Svend Lings is the first point of contact for people wanting assisted suicide. Photo: Sonny Munk Carlsen/Scanpix
“We can not see why people should have to jump out in front of a train or shoot themselves,” Svend Lings, from Doctors for Active Euthanasia, told Radio24syv. “Why can't people be allowed to be put to sleep in a proper way?”
Lings, who is retired and cannot write prescriptions for patients, is the organisation’s initial contact point, who then passes requests to the eight other doctors.
After studying the patient's record, they then decide whether to write prescriptions to help them die.
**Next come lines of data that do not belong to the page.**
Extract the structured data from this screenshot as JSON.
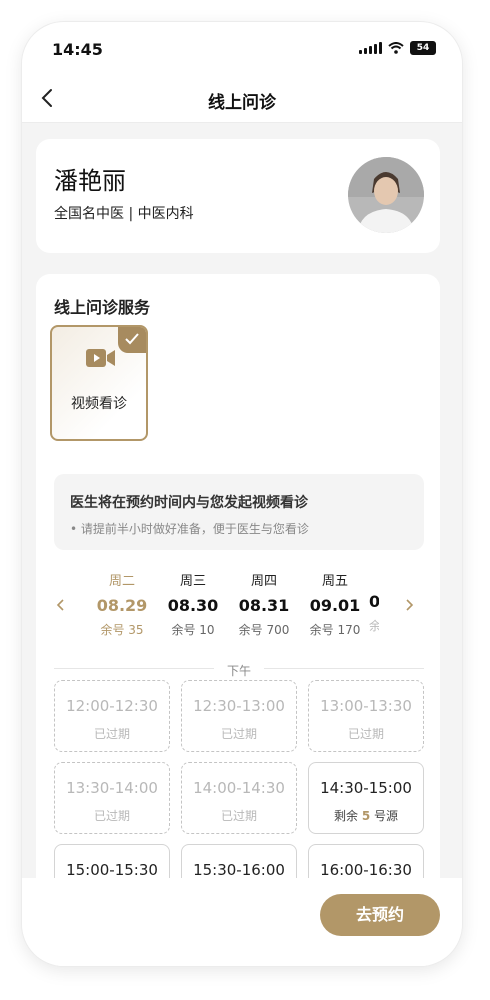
{
  "status_bar": {
    "time": "14:45",
    "battery": "54"
  },
  "header": {
    "title": "线上问诊"
  },
  "doctor": {
    "name": "潘艳丽",
    "description": "全国名中医 | 中医内科"
  },
  "services": {
    "title": "线上问诊服务",
    "options": [
      {
        "label": "视频看诊",
        "selected": true
      }
    ]
  },
  "notice": {
    "title": "医生将在预约时间内与您发起视频看诊",
    "subtitle": "• 请提前半小时做好准备，便于医生与您看诊"
  },
  "dates": [
    {
      "weekday": "周二",
      "date": "08.29",
      "remaining": "余号 35",
      "active": true
    },
    {
      "weekday": "周三",
      "date": "08.30",
      "remaining": "余号 10",
      "active": false
    },
    {
      "weekday": "周四",
      "date": "08.31",
      "remaining": "余号 700",
      "active": false
    },
    {
      "weekday": "周五",
      "date": "09.01",
      "remaining": "余号 170",
      "active": false
    },
    {
      "weekday": "",
      "date": "0",
      "remaining": "余",
      "active": false
    }
  ],
  "period_label": "下午",
  "slots": [
    {
      "range": "12:00-12:30",
      "status": "已过期",
      "expired": true
    },
    {
      "range": "12:30-13:00",
      "status": "已过期",
      "expired": true
    },
    {
      "range": "13:00-13:30",
      "status": "已过期",
      "expired": true
    },
    {
      "range": "13:30-14:00",
      "status": "已过期",
      "expired": true
    },
    {
      "range": "14:00-14:30",
      "status": "已过期",
      "expired": true
    },
    {
      "range": "14:30-15:00",
      "status_prefix": "剩余",
      "count": "5",
      "status_suffix": "号源",
      "expired": false
    },
    {
      "range": "15:00-15:30",
      "expired": false
    },
    {
      "range": "15:30-16:00",
      "expired": false
    },
    {
      "range": "16:00-16:30",
      "expired": false
    }
  ],
  "footer": {
    "book_label": "去预约"
  },
  "colors": {
    "accent": "#b29768",
    "background": "#f4f4f4",
    "expired": "#b8b8b8"
  }
}
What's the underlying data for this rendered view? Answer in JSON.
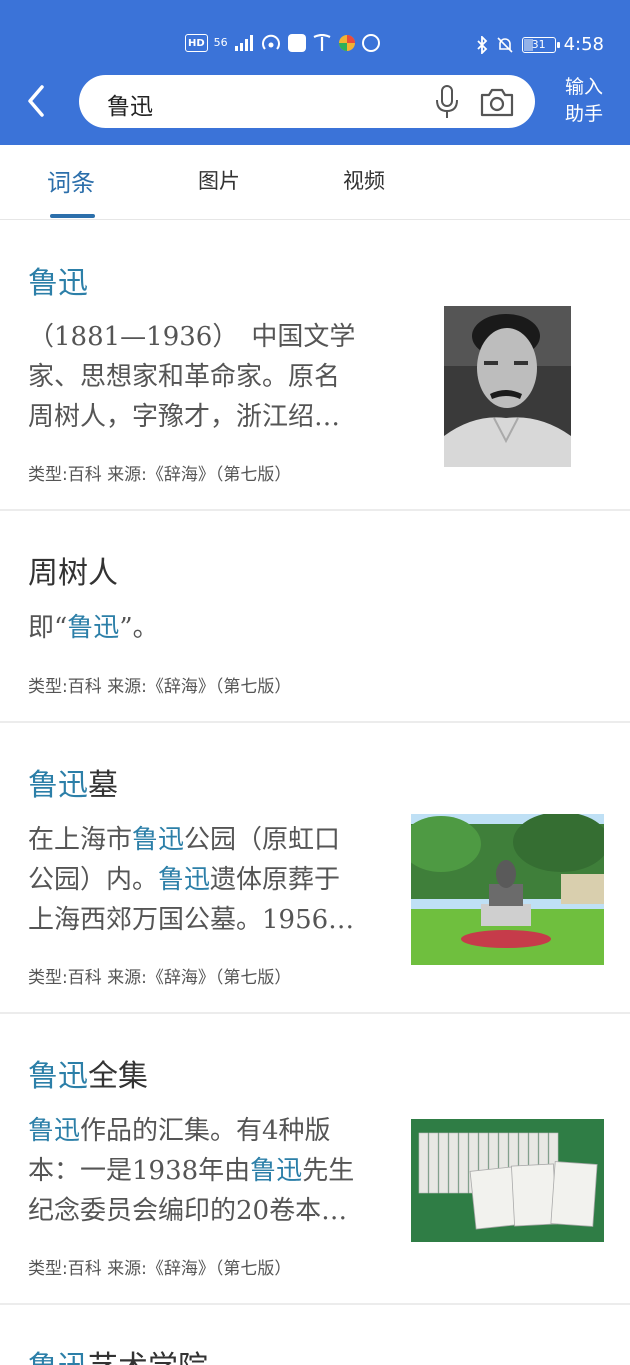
{
  "status_bar": {
    "left_labels": [
      "HD",
      "56"
    ],
    "time": "4:58",
    "battery": "31"
  },
  "search": {
    "query": "鲁迅",
    "assistant_label_line1": "输入",
    "assistant_label_line2": "助手"
  },
  "tabs": [
    {
      "label": "词条"
    },
    {
      "label": "图片"
    },
    {
      "label": "视频"
    }
  ],
  "entries": [
    {
      "title_hl": "鲁迅",
      "title_rest": "",
      "desc_line1": "（1881—1936）　中国文学",
      "desc_line2": "家、思想家和革命家。原名",
      "desc_line3": "周树人，字豫才，浙江绍…",
      "meta": "类型:百科  来源:《辞海》（第七版）"
    },
    {
      "title_hl": "",
      "title_rest": "周树人",
      "desc_pre": "即“",
      "desc_hl": "鲁迅",
      "desc_post": "”。",
      "meta": "类型:百科  来源:《辞海》（第七版）"
    },
    {
      "title_hl": "鲁迅",
      "title_rest": "墓",
      "desc_a1": "在上海市",
      "desc_a2": "鲁迅",
      "desc_a3": "公园（原虹口",
      "desc_b1": "公园）内。",
      "desc_b2": "鲁迅",
      "desc_b3": "遗体原葬于",
      "desc_c": "上海西郊万国公墓。1956…",
      "meta": "类型:百科  来源:《辞海》（第七版）"
    },
    {
      "title_hl": "鲁迅",
      "title_rest": "全集",
      "desc_a1": "鲁迅",
      "desc_a2": "作品的汇集。有4种版",
      "desc_b1": "本：一是1938年由",
      "desc_b2": "鲁迅",
      "desc_b3": "先生",
      "desc_c": "纪念委员会编印的20卷本…",
      "meta": "类型:百科  来源:《辞海》（第七版）"
    },
    {
      "title_hl": "鲁迅",
      "title_rest": "艺术学院"
    }
  ],
  "colors": {
    "header_blue": "#3b73d8",
    "link_blue": "#2c7fa8",
    "tab_active": "#2c6fab"
  }
}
The group has so far assisted in ten suicides, primarily by prescribing a combination of sleeping pills and medicine to prevent patient's vomiting.
Although the organisation primarily targets those who are terminally ill and suffering, on its website it also suggests carrying out assisted suicide might be justified in cases of “persistent, treatment-resistant and life-destructive depression” and “loneliness in the world with longing for death”.
Lise Møller, chairman of the Danish Medical Association's ethics committee, told Radio24syv she was worried by the development.
“I feel scared because it is my responsibility to make sure this isn’t something that can develop into more than ten people,” she said.
After Lings’ broadcast, the local Fyn Police launched an investigation into the group, the broadcaster TV2 reported.